Up The Ave

You. I know you. I know your walk, your clothes, your face. I know that you lived a floor below and some thought you were the most perfect person possible. You had a four-point-oh in every class because you studied all day- sometimes you studied too much. You hated your roommate, and so did we all because he lacked social skills and he was Mormon and would walk in peoples’ rooms when they were having sex- or were close to sex. But you weren’t there that year when he invaded three different moments of utmost privacy, moments when his neighbors were twisted into and around their loved ones with faces even more twisted in the blue-tinged darkness of ecstasy. He would stand in the doorway, dumbstruck, awkward as both his Mormon eyes, and those of the lovers, would explode from uncomfortable silences and mutterings stifled only by the darkness of the room. But you weren’t there. Now you are here, smoking your cigarette and walking towards me. You look through my translucently white Seattle skin and take a long drag at the death between your lips as you continue to saunter closer in your khaki pants and button-down shirt. You can’t smoke because some say you’re the most perfect person possible and you were accepted into a school better than ours after one year because you never had a grade under the highest possible. Looking through you in return, I know you’re not you because you would be in Oregon with your family right now, during the summer months, and not here in Washington. Looking through you, I know you don’t smoke. As you walk closer to me, and closer to death, your face transforms slowly, and you are less you and more someone else. I was mistaken, you are not you.
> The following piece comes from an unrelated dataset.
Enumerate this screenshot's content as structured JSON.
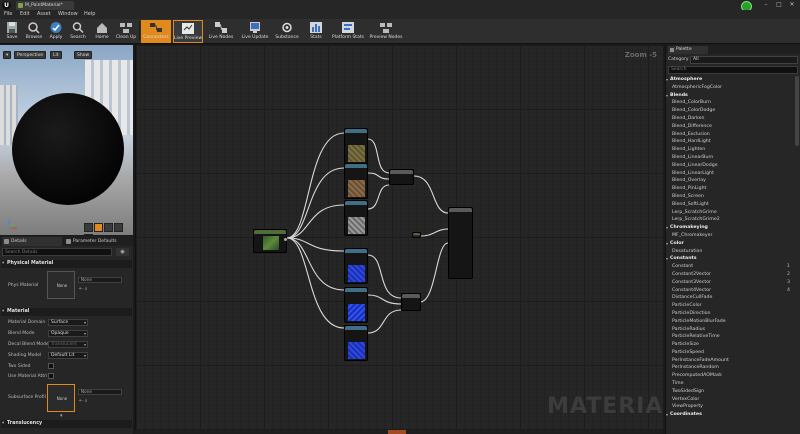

But, you I know. Yes you, in your brightly yellow shirt with the words “Jews for Jesus” stamped across them like some Hitlerian banner. I do know you, because you went to my work one still summer day and harassed me and my manager. You harassed us even though we’re not Jews and she’s for Jesus and I’m for something else that’s not Jesus, but is spiritual like Jesus and Buddha and Zeus. You harassed us because we work for an organization for Jewish college students. All of the Jews were gone so you annoyed us instead. You wouldn’t leave, so we threatened to call the police. Then you left. Instead of through you, I look at you, with the hatred I try to reserve for bad cookie recipes and other not-important-in-the-grand-scheme-of-life things. You do not deserve to be looked through, but at. Sadly, you don’t notice because you’re too intent on the old Christian woman who believes what you do is good. I know you, and you are not a Jew for Jesus because such a thing can’t be.
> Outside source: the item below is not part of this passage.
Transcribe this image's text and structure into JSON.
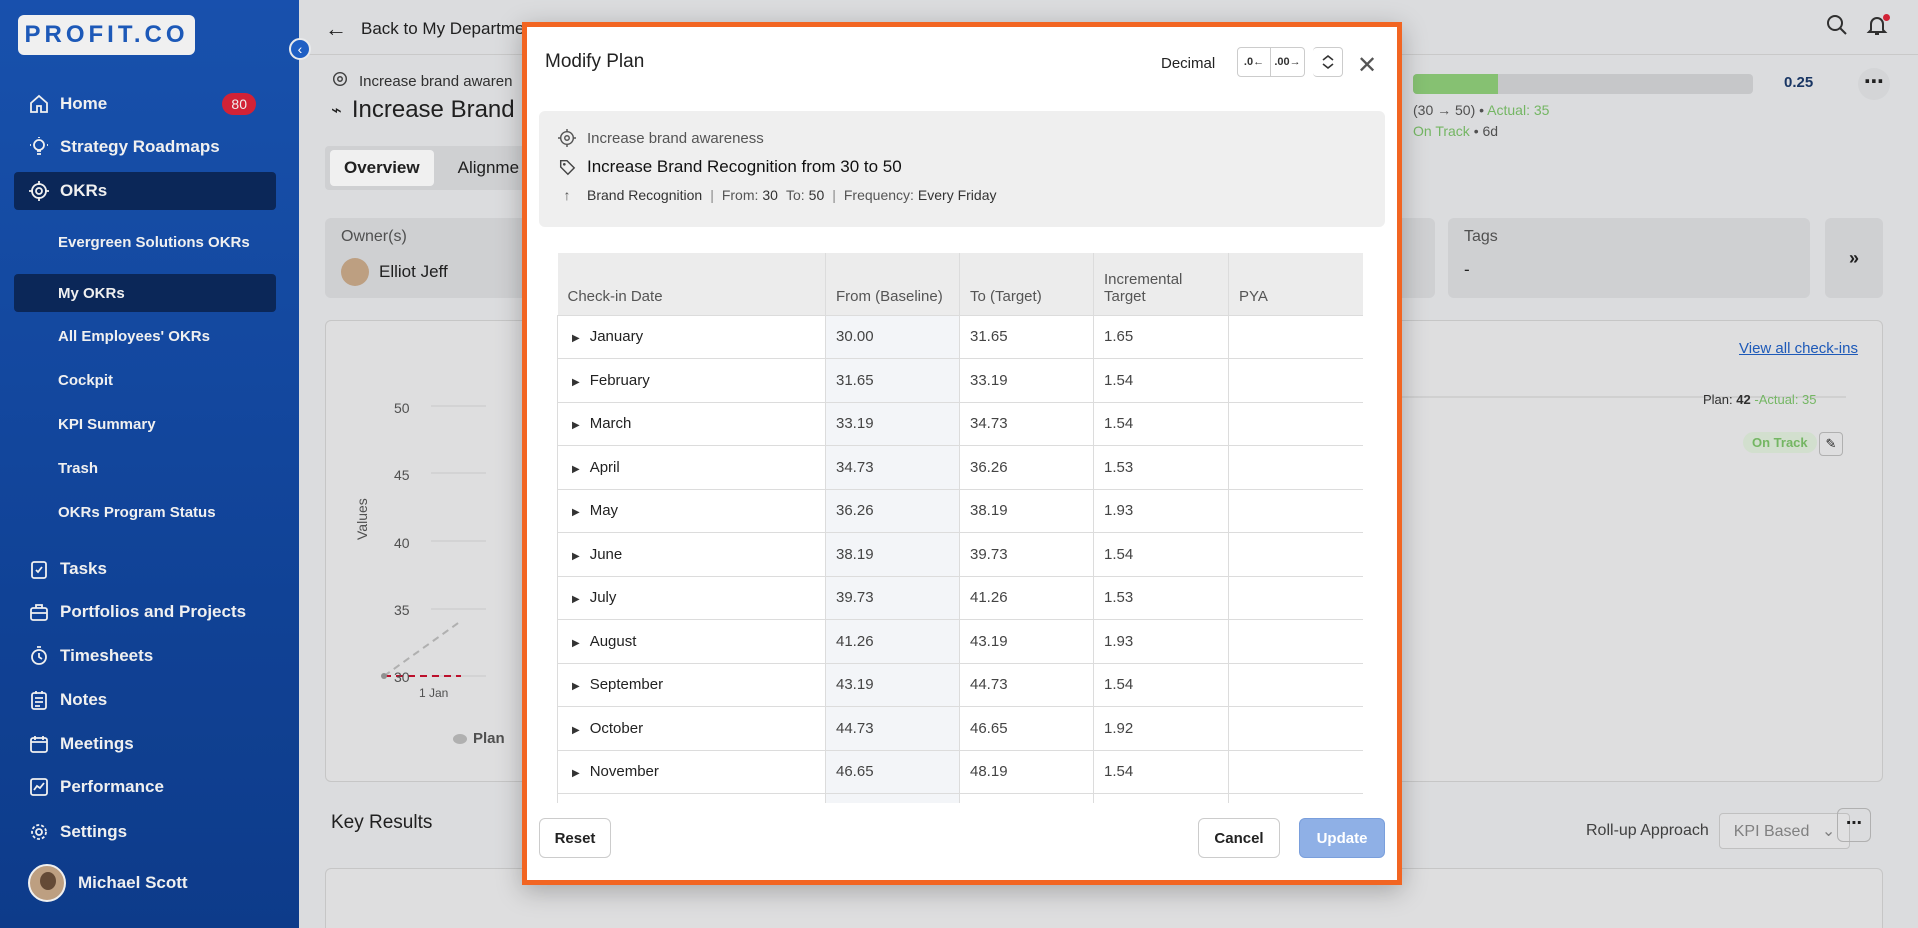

You I don’t know- but I want to. You’re crazy and funny and you don’t like Bush. I am your kindred spirit, flying in a sea of muck and media. But you wave your sign on a college street- a street where fat white men with boats don’t spit on you and yell that you are a rapist because you don’t want innocent people being killed. Maybe you went to the big protests downtown where so many people filling the streets- filling the streets like a custard donut- made it safe for you. But you weren’t there with the small and brave assemblage of aging Hippies rolling a black coffin through the media-inspired hatred and hostility. You weren’t there when they rolled along without anger. I was with those Hippies, but I was not one of them because I yelled back at that man who forced his angry opinions on us like that of a rapist forcing his angry body on a victim. I was so enraged because I knew what being close to rape is like, and he only knew what raping was like. I give you one thumb up. But I do not look through you, or at you, but past you. I have decided I don’t want to know you any longer.
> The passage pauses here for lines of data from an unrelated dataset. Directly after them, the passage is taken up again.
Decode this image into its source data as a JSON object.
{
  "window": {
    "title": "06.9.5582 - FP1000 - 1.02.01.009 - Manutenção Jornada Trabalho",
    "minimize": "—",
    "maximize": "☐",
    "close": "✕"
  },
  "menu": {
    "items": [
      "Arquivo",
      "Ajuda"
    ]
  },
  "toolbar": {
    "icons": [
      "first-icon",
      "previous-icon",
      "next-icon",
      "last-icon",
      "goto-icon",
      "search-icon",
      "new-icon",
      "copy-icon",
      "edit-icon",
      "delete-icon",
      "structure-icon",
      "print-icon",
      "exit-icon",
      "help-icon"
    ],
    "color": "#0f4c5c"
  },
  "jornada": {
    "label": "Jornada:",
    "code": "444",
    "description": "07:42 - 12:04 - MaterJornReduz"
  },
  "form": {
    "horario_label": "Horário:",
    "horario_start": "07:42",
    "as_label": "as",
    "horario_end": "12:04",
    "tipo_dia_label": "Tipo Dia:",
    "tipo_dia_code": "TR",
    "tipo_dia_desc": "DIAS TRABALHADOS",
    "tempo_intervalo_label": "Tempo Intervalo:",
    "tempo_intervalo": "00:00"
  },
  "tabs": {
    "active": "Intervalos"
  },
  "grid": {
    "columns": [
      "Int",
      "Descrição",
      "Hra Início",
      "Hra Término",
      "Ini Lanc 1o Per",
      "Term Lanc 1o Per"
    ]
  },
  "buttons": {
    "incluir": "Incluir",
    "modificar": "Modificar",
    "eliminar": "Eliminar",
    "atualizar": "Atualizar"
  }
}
But I’m not sure about you. It’s unnerving having you walk so close behind me while I’m carrying my newly printed copy of The Stranger which protects my two preciously new David Sedaris books from the fresh droplets of gray. It’s even more unnerving having you mutter “Have a happy Friday” with a voice that sounds as nervous as you walk over and over again. How can nervousness spread from every inch of you to me? How can it make you convulse and contract in the manner of a caterpillar? You suddenly walk jarringly quick past me with twitches and jerks and yell to the man getting in his car about a “’68 for sale”. The college boy walking towards us is confused. The man getting in his car is confused. I am concerned. But I’m also not concerned. I’m something else as I secretly watch you, intrigued by how much your body and your voice twitch to the same rhythm. Then you dash across the street towards the beautiful shining Frat bar with its antique brown mirror windows and I think I want to know you.